Keeping your business safe
Many businesses collect and sometimes retain large amounts of their customers’ personal information and associated documents. This is current standard practice, but it can expose both businesses and their customers to unnecessary privacy risks. In the wake of major cyber incidents and data breaches affecting customers across Australia, it’s more important than ever to reduce any risks to businesses and the public by improving cyber security and secure handling of customers’ personal information.
Easy steps to reduce your cyber security risk
Cyber incidents leading to the theft of personal information are becoming increasingly common, with millions of Australians affected by data breaches last year. While identity theft may seem trivial, it can have long lasting consequences. The burden of fixing the damage caused by identity crime often falls squarely on the victim.

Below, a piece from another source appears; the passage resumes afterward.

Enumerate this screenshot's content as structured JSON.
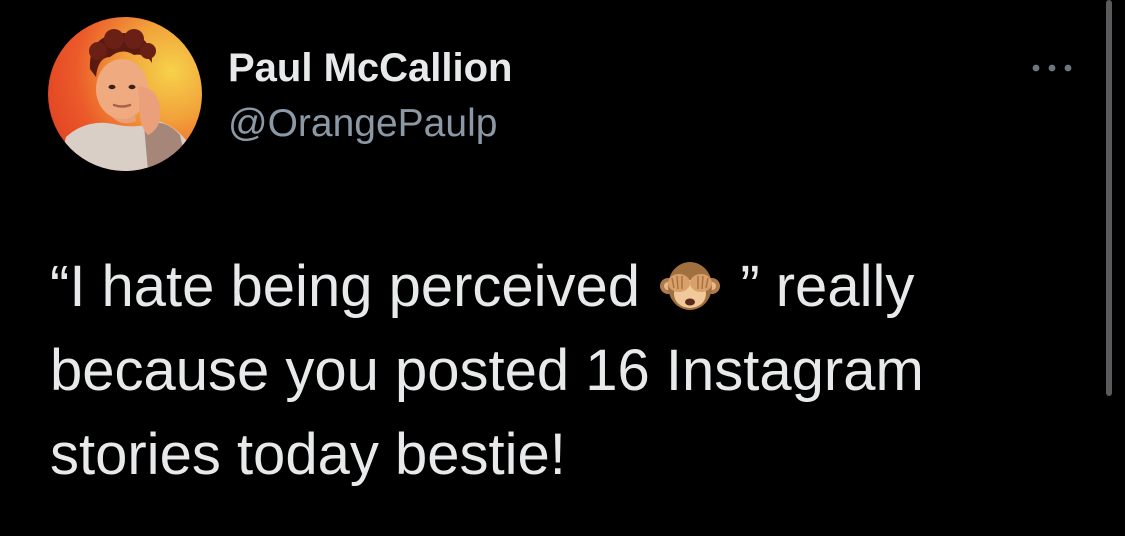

How can I minimise my business’ cyber security risk?
As a business, you can begin protecting yourself and your customers by reviewing your business processes and ensuring you only collect required personal information, that you store this information for no longer than the minimum time required and that you implement procedures for its secure disposal as soon as possible.
By only collecting required personal information and safely disposing of excess personal information/proof of identity documents as soon as possible, you minimise the damage a potential cyber incident could cause - ensuring that in the event personal information is stolen, you and your customers are protected.
As a business, further steps you can take to protect your customers’ personal information include:
- Conducting an end-to-end review of your data security practices and systems. Consider engaging an expert, to identify cyber vulnerabilities and ways of reducing risks. This investment will pay off in the future.
- Assess the security of any third-party systems that your agency uses. Remember, their security practices will affect your business.
- Evaluate the security of your data storage systems and upgrade them if necessary. All customer, client, tenant, and employee data should be stored with maximum security.
- Mandate strong, complex passwords for all user accounts.
- Ensure privacy obligations and cyber security is part of the annual training plan for all employees in your business.
- Familiarise yourself with Australian privacy law, ensure your business practices comply and you know your reporting obligations if personal information you hold is compromised.
- Take the opportunity to inform your customers, clients, tenants, and employees that you’re doing this important work because it’s an urgent priority.
What do I do if a cyber incident occurs?
If a business or individual in NSW finds themselves the victim of a cyber incident or identity theft, ID Support NSW makes it easier to access help.
Prevention is better than a cure
While it’s important to be prepared for a cyber incident, prevention is better than a cure. Personal information needs to be treated like digital asbestos – handled with care, surrounded by the right processes and procedures, and disposed of responsibly.
If you believe your customer data has been compromised, or need advice regarding collecting and storing customer data, submit an online enquiry to ID Support NSW or call us on 1800 001 040 from Monday to Friday between 9.00 am and 5.00 pm.